Steps for design aquaponics farming in the greenhouse
Instructions on aquaponics greenhouse design;
Three main different types of styles can be used in designing the Aquaponics greenhouse. They are;
- Deepwater Culture (DWC),
- Nutrient Film Technique (NFT) and
The first two styles are a bit more expensive and it is highly recommended that beginners should begin with the media-based. There are many reasons why the media-based style is the best such as; it is easier to learn and understand the processes to be used and it is cheaper. The media bed is advantageous because it can perform several tasks that are required. It could perform all three filtering tasks that include mineralization (the breaking down of solids to a liquid state), mechanical (the removal of solids), and biofiltration.
Aquaponics greenhouse makes nutrient-rich water from fish waste and this will serve as a food source for the plants. Then, the system works by evenly distributing the used fish water to different crop beds. The water contains fish waste that will be used up by plants and the water will be returned once more to the fish tank via a pump.
Step 1) Decide the Aquaponics farming style for the greenhouse

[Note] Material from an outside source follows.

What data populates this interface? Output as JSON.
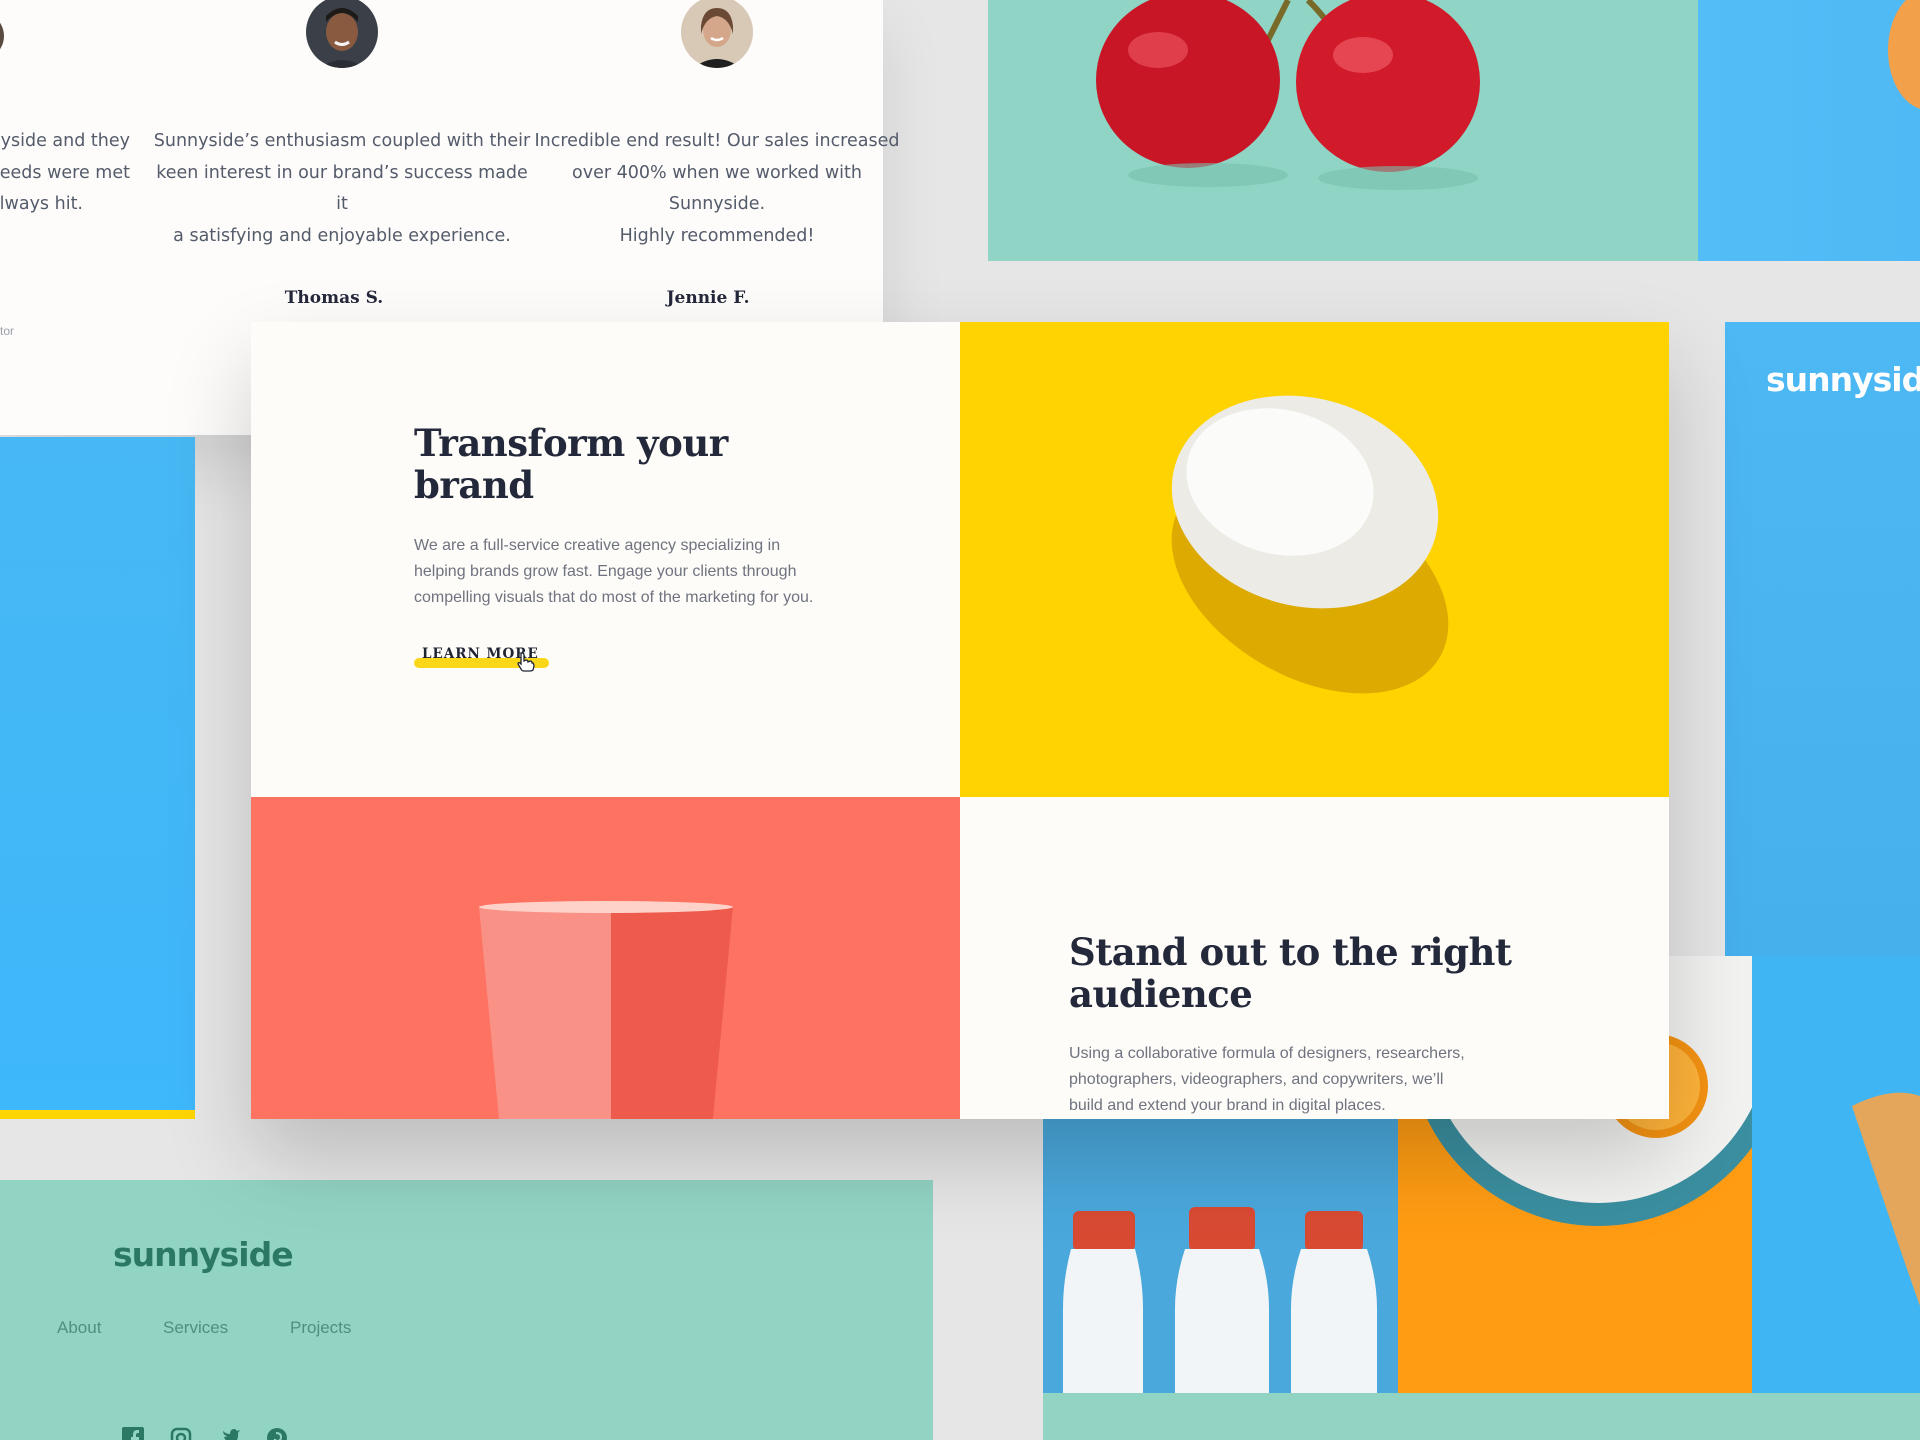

There are three main versions of an Aquaponics are Media Based, Deep Raft, and Nutrient Film Technique. You must decide on what fits your purpose more and what is right for your budget allocation. If you want to make Aquaponics in your backyard then use the Media Based Style. But if you are aiming for crop production then Deep Raft and Nutrient Film technique are better for you.
Step 2) Slightly Slope the Floor Down
Aquaponics system is a water run environment, then you have to slope the floor down so that excess water will drain downward. And, make sure that all the tanks and the grow beds are properly aligned.
Step 3) Consider Bricks or Masonry for Insulation
Good insulation is the key to retaining solar energy and you have to insulate all the parts of your greenhouse to maintain the heat inside especially in areas that are not glazed. Then, these materials function well but need insulating barriers between it and the soil. It is better if you can use pumice rock to insulate as this will allow water to seep through the ground.
Step 4) Install Fish Tanks
You are advised to use tanks made of polyurethane to achieve the balance of the controlled environment. Then, the ideal ratio of each tank to grow bed is one to one but you can have one tank to two grow beds. Each tank can contain 700 to 800 gallons.
Step 5) Grow Beds
Still made from polyurethane, the grow beds should be at 10-15 feet high from the ceiling so that adequate sunlight can be taken. And, the height will give the plants more space to grow. The height of the beds will depend on your preference. It should be level with your hips so that you won’t need to stoop down or reach higher.